======== EXERCISE MATERIALS ========

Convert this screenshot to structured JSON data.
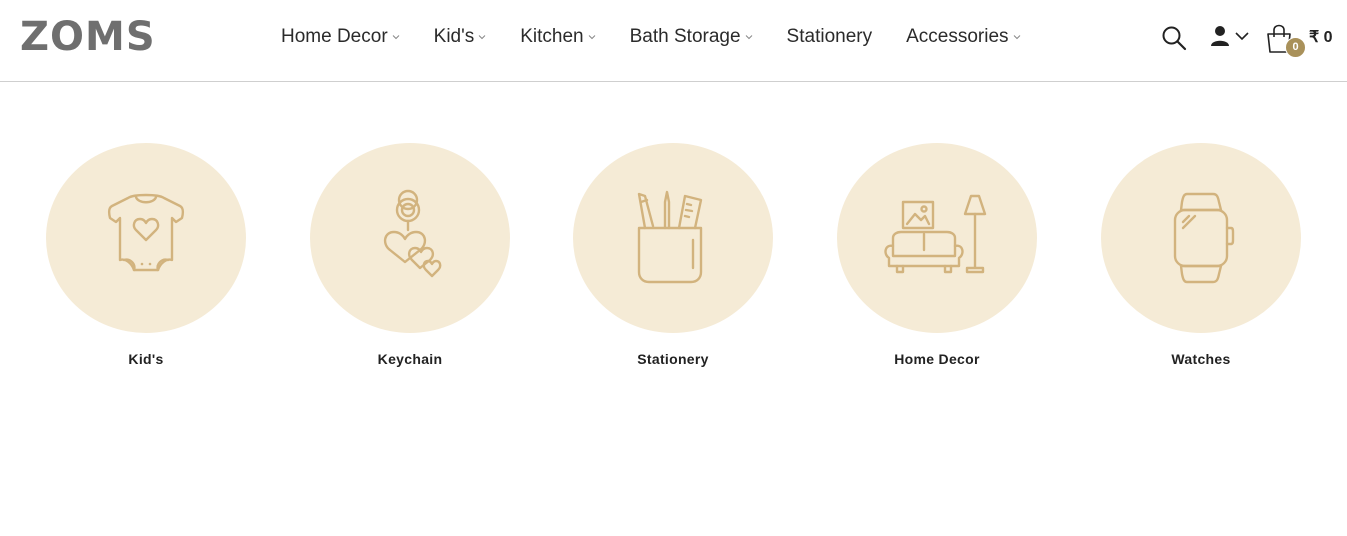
{
  "brand": {
    "logo_text": "ZOMS"
  },
  "nav": {
    "items": [
      {
        "label": "Home Decor",
        "has_dropdown": true
      },
      {
        "label": "Kid's",
        "has_dropdown": true
      },
      {
        "label": "Kitchen",
        "has_dropdown": true
      },
      {
        "label": "Bath Storage",
        "has_dropdown": true
      },
      {
        "label": "Stationery",
        "has_dropdown": false
      },
      {
        "label": "Accessories",
        "has_dropdown": true
      }
    ]
  },
  "header_actions": {
    "search_icon": "search-icon",
    "account_icon": "user-icon",
    "cart_icon": "shopping-bag-icon",
    "cart_count": "0",
    "cart_total": "₹ 0"
  },
  "categories": [
    {
      "label": "Kid's",
      "icon": "onesie-icon"
    },
    {
      "label": "Keychain",
      "icon": "keychain-icon"
    },
    {
      "label": "Stationery",
      "icon": "pencil-cup-icon"
    },
    {
      "label": "Home Decor",
      "icon": "sofa-lamp-icon"
    },
    {
      "label": "Watches",
      "icon": "watch-icon"
    }
  ],
  "colors": {
    "circle_bg": "#f5ebd6",
    "icon_stroke": "#d2b37e",
    "badge_bg": "#a9915a",
    "logo": "#6f6f6f"
  }
}
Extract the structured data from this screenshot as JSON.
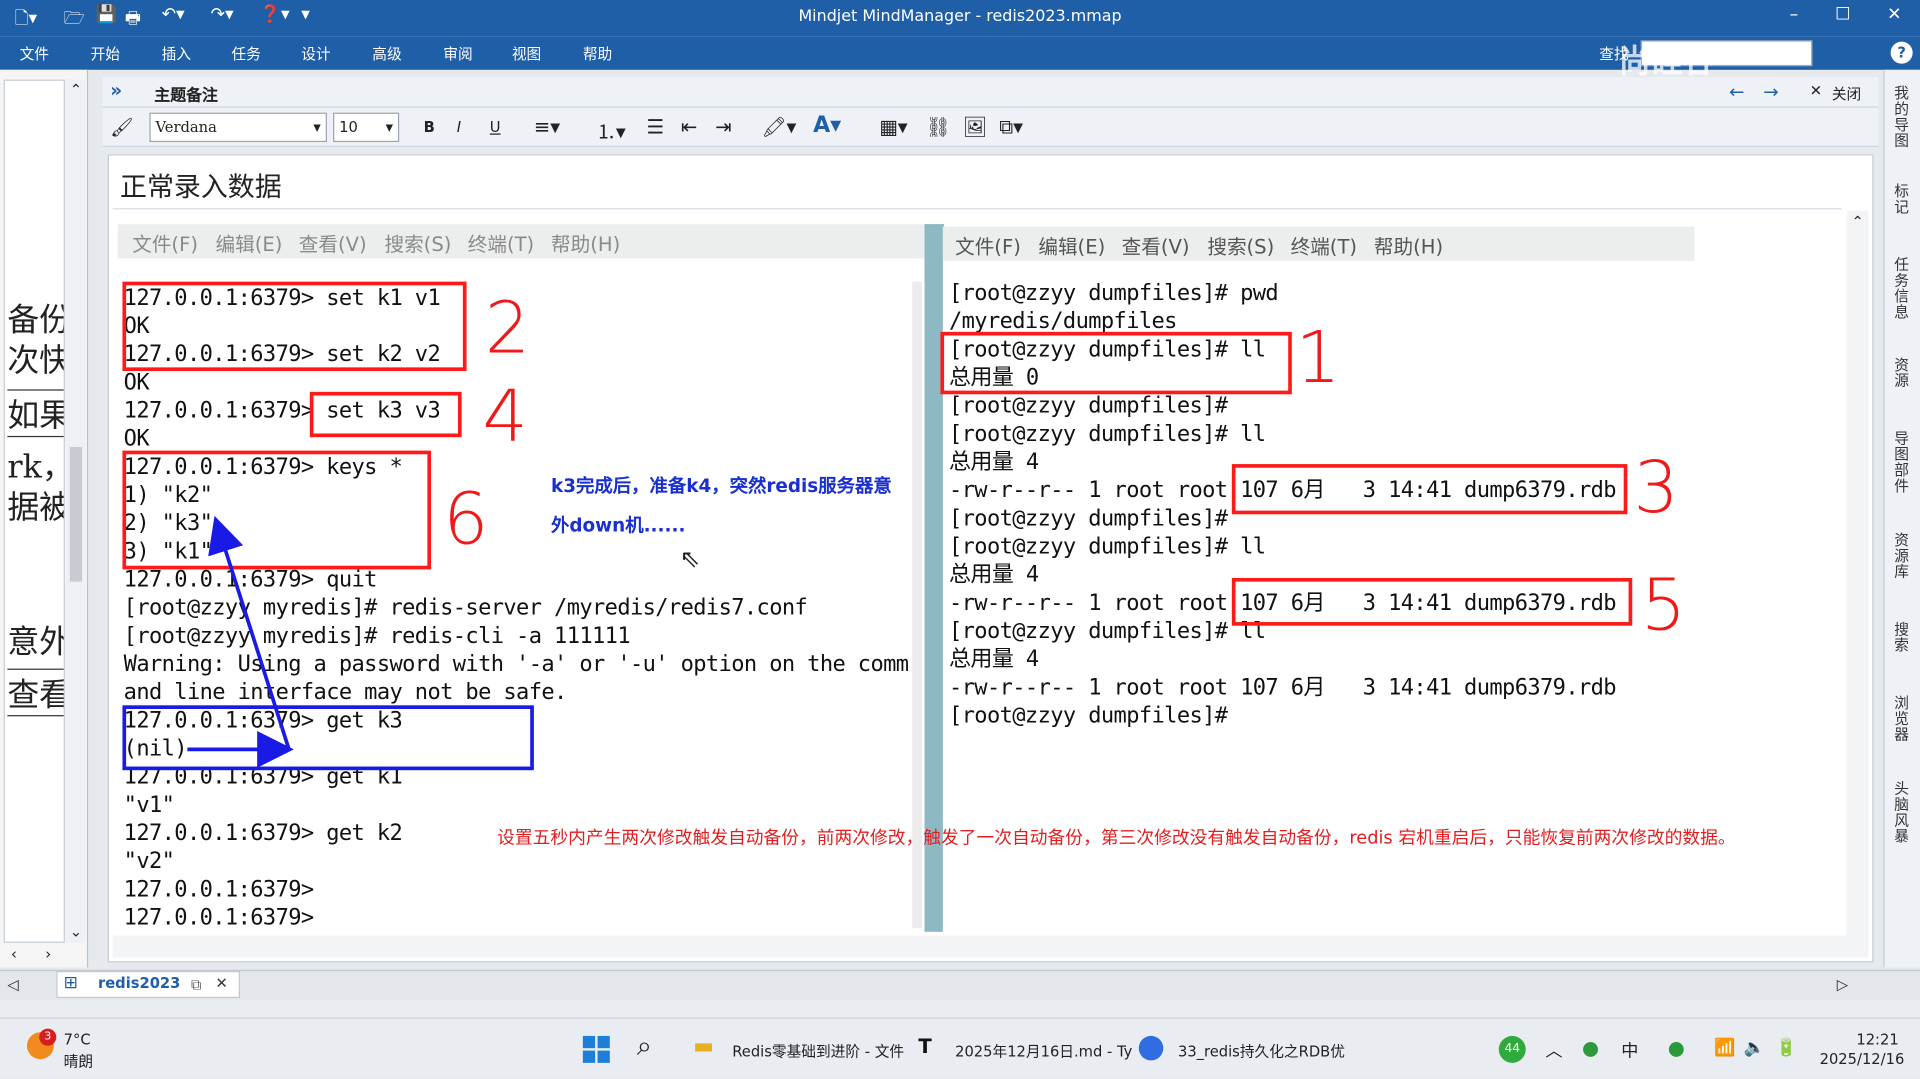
{
  "window": {
    "title": "Mindjet MindManager - redis2023.mmap",
    "minimize": "–",
    "maximize": "☐",
    "close": "✕"
  },
  "menubar": {
    "items": [
      "文件",
      "开始",
      "插入",
      "任务",
      "设计",
      "高级",
      "审阅",
      "视图",
      "帮助"
    ],
    "search_label": "查找",
    "watermark": "尚硅谷"
  },
  "left_outline": {
    "lines": [
      "备份",
      "次快",
      "如果",
      "rk，",
      "据被",
      "意外",
      "查看"
    ]
  },
  "notes_panel": {
    "title": "主题备注",
    "expand_glyph": "»",
    "close_label": "关闭",
    "font_name": "Verdana",
    "font_size": "10",
    "heading": "正常录入数据"
  },
  "terminal_left": {
    "menu": [
      "文件(F)",
      "编辑(E)",
      "查看(V)",
      "搜索(S)",
      "终端(T)",
      "帮助(H)"
    ],
    "lines": [
      "127.0.0.1:6379> set k1 v1",
      "OK",
      "127.0.0.1:6379> set k2 v2",
      "OK",
      "127.0.0.1:6379> set k3 v3",
      "OK",
      "127.0.0.1:6379> keys *",
      "1) \"k2\"",
      "2) \"k3\"",
      "3) \"k1\"",
      "127.0.0.1:6379> quit",
      "[root@zzyy myredis]# redis-server /myredis/redis7.conf",
      "[root@zzyy myredis]# redis-cli -a 111111",
      "Warning: Using a password with '-a' or '-u' option on the comm",
      "and line interface may not be safe.",
      "127.0.0.1:6379> get k3",
      "(nil)",
      "127.0.0.1:6379> get k1",
      "\"v1\"",
      "127.0.0.1:6379> get k2",
      "\"v2\"",
      "127.0.0.1:6379>",
      "127.0.0.1:6379>"
    ]
  },
  "terminal_right": {
    "menu": [
      "文件(F)",
      "编辑(E)",
      "查看(V)",
      "搜索(S)",
      "终端(T)",
      "帮助(H)"
    ],
    "lines": [
      "[root@zzyy dumpfiles]# pwd",
      "/myredis/dumpfiles",
      "[root@zzyy dumpfiles]# ll",
      "总用量 0",
      "[root@zzyy dumpfiles]#",
      "[root@zzyy dumpfiles]# ll",
      "总用量 4",
      "-rw-r--r-- 1 root root 107 6月   3 14:41 dump6379.rdb",
      "[root@zzyy dumpfiles]#",
      "[root@zzyy dumpfiles]# ll",
      "总用量 4",
      "-rw-r--r-- 1 root root 107 6月   3 14:41 dump6379.rdb",
      "[root@zzyy dumpfiles]# ll",
      "总用量 4",
      "-rw-r--r-- 1 root root 107 6月   3 14:41 dump6379.rdb",
      "[root@zzyy dumpfiles]#"
    ]
  },
  "annotations": {
    "numbers": [
      "2",
      "4",
      "6",
      "1",
      "3",
      "5"
    ],
    "blue_note": "k3完成后，准备k4，突然redis服务器意外down机......",
    "red_note": "设置五秒内产生两次修改触发自动备份，前两次修改，触发了一次自动备份，第三次修改没有触发自动备份，redis 宕机重启后，只能恢复前两次修改的数据。"
  },
  "right_sidebar": {
    "items": [
      "我的导图",
      "标记",
      "任务信息",
      "资源",
      "导图部件",
      "资源库",
      "搜索",
      "浏览器",
      "头脑风暴"
    ]
  },
  "doc_tab": {
    "label": "redis2023",
    "close": "✕"
  },
  "taskbar": {
    "weather_temp": "7°C",
    "weather_desc": "晴朗",
    "weather_badge": "3",
    "apps": [
      {
        "label": "Redis零基础到进阶 - 文件"
      },
      {
        "label": "2025年12月16日.md - Ty"
      },
      {
        "label": "33_redis持久化之RDB优"
      }
    ],
    "tray_count": "44",
    "ime": "中",
    "time": "12:21",
    "date": "2025/12/16"
  },
  "colors": {
    "titlebar": "#1f5fa8",
    "annotation_red": "#ff1a1a",
    "annotation_blue": "#1a1ae6"
  }
}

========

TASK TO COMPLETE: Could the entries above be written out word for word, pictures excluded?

EXERCISE OUTPUT:
Convert this screenshot to structured JSON data.
{
  "brand": {
    "logo_text": "ZOMS"
  },
  "nav": {
    "items": [
      {
        "label": "Home Decor",
        "has_dropdown": true
      },
      {
        "label": "Kid's",
        "has_dropdown": true
      },
      {
        "label": "Kitchen",
        "has_dropdown": true
      },
      {
        "label": "Bath Storage",
        "has_dropdown": true
      },
      {
        "label": "Stationery",
        "has_dropdown": false
      },
      {
        "label": "Accessories",
        "has_dropdown": true
      }
    ]
  },
  "header_actions": {
    "search_icon": "search-icon",
    "account_icon": "user-icon",
    "cart_icon": "shopping-bag-icon",
    "cart_count": "0",
    "cart_total": "₹ 0"
  },
  "categories": [
    {
      "label": "Kid's",
      "icon": "onesie-icon"
    },
    {
      "label": "Keychain",
      "icon": "keychain-icon"
    },
    {
      "label": "Stationery",
      "icon": "pencil-cup-icon"
    },
    {
      "label": "Home Decor",
      "icon": "sofa-lamp-icon"
    },
    {
      "label": "Watches",
      "icon": "watch-icon"
    }
  ],
  "colors": {
    "circle_bg": "#f5ebd6",
    "icon_stroke": "#d2b37e",
    "badge_bg": "#a9915a",
    "logo": "#6f6f6f"
  }
}
Extract the structured data from this screenshot as JSON.
{
  "window": {
    "title": "Mindjet MindManager - redis2023.mmap",
    "minimize": "–",
    "maximize": "☐",
    "close": "✕"
  },
  "menubar": {
    "items": [
      "文件",
      "开始",
      "插入",
      "任务",
      "设计",
      "高级",
      "审阅",
      "视图",
      "帮助"
    ],
    "search_label": "查找",
    "watermark": "尚硅谷"
  },
  "left_outline": {
    "lines": [
      "备份",
      "次快",
      "如果",
      "rk，",
      "据被",
      "意外",
      "查看"
    ]
  },
  "notes_panel": {
    "title": "主题备注",
    "expand_glyph": "»",
    "close_label": "关闭",
    "font_name": "Verdana",
    "font_size": "10",
    "heading": "正常录入数据"
  },
  "terminal_left": {
    "menu": [
      "文件(F)",
      "编辑(E)",
      "查看(V)",
      "搜索(S)",
      "终端(T)",
      "帮助(H)"
    ],
    "lines": [
      "127.0.0.1:6379> set k1 v1",
      "OK",
      "127.0.0.1:6379> set k2 v2",
      "OK",
      "127.0.0.1:6379> set k3 v3",
      "OK",
      "127.0.0.1:6379> keys *",
      "1) \"k2\"",
      "2) \"k3\"",
      "3) \"k1\"",
      "127.0.0.1:6379> quit",
      "[root@zzyy myredis]# redis-server /myredis/redis7.conf",
      "[root@zzyy myredis]# redis-cli -a 111111",
      "Warning: Using a password with '-a' or '-u' option on the comm",
      "and line interface may not be safe.",
      "127.0.0.1:6379> get k3",
      "(nil)",
      "127.0.0.1:6379> get k1",
      "\"v1\"",
      "127.0.0.1:6379> get k2",
      "\"v2\"",
      "127.0.0.1:6379>",
      "127.0.0.1:6379>"
    ]
  },
  "terminal_right": {
    "menu": [
      "文件(F)",
      "编辑(E)",
      "查看(V)",
      "搜索(S)",
      "终端(T)",
      "帮助(H)"
    ],
    "lines": [
      "[root@zzyy dumpfiles]# pwd",
      "/myredis/dumpfiles",
      "[root@zzyy dumpfiles]# ll",
      "总用量 0",
      "[root@zzyy dumpfiles]#",
      "[root@zzyy dumpfiles]# ll",
      "总用量 4",
      "-rw-r--r-- 1 root root 107 6月   3 14:41 dump6379.rdb",
      "[root@zzyy dumpfiles]#",
      "[root@zzyy dumpfiles]# ll",
      "总用量 4",
      "-rw-r--r-- 1 root root 107 6月   3 14:41 dump6379.rdb",
      "[root@zzyy dumpfiles]# ll",
      "总用量 4",
      "-rw-r--r-- 1 root root 107 6月   3 14:41 dump6379.rdb",
      "[root@zzyy dumpfiles]#"
    ]
  },
  "annotations": {
    "numbers": [
      "2",
      "4",
      "6",
      "1",
      "3",
      "5"
    ],
    "blue_note": "k3完成后，准备k4，突然redis服务器意外down机......",
    "red_note": "设置五秒内产生两次修改触发自动备份，前两次修改，触发了一次自动备份，第三次修改没有触发自动备份，redis 宕机重启后，只能恢复前两次修改的数据。"
  },
  "right_sidebar": {
    "items": [
      "我的导图",
      "标记",
      "任务信息",
      "资源",
      "导图部件",
      "资源库",
      "搜索",
      "浏览器",
      "头脑风暴"
    ]
  },
  "doc_tab": {
    "label": "redis2023",
    "close": "✕"
  },
  "taskbar": {
    "weather_temp": "7°C",
    "weather_desc": "晴朗",
    "weather_badge": "3",
    "apps": [
      {
        "label": "Redis零基础到进阶 - 文件"
      },
      {
        "label": "2025年12月16日.md - Ty"
      },
      {
        "label": "33_redis持久化之RDB优"
      }
    ],
    "tray_count": "44",
    "ime": "中",
    "time": "12:21",
    "date": "2025/12/16"
  },
  "colors": {
    "titlebar": "#1f5fa8",
    "annotation_red": "#ff1a1a",
    "annotation_blue": "#1a1ae6"
  }
}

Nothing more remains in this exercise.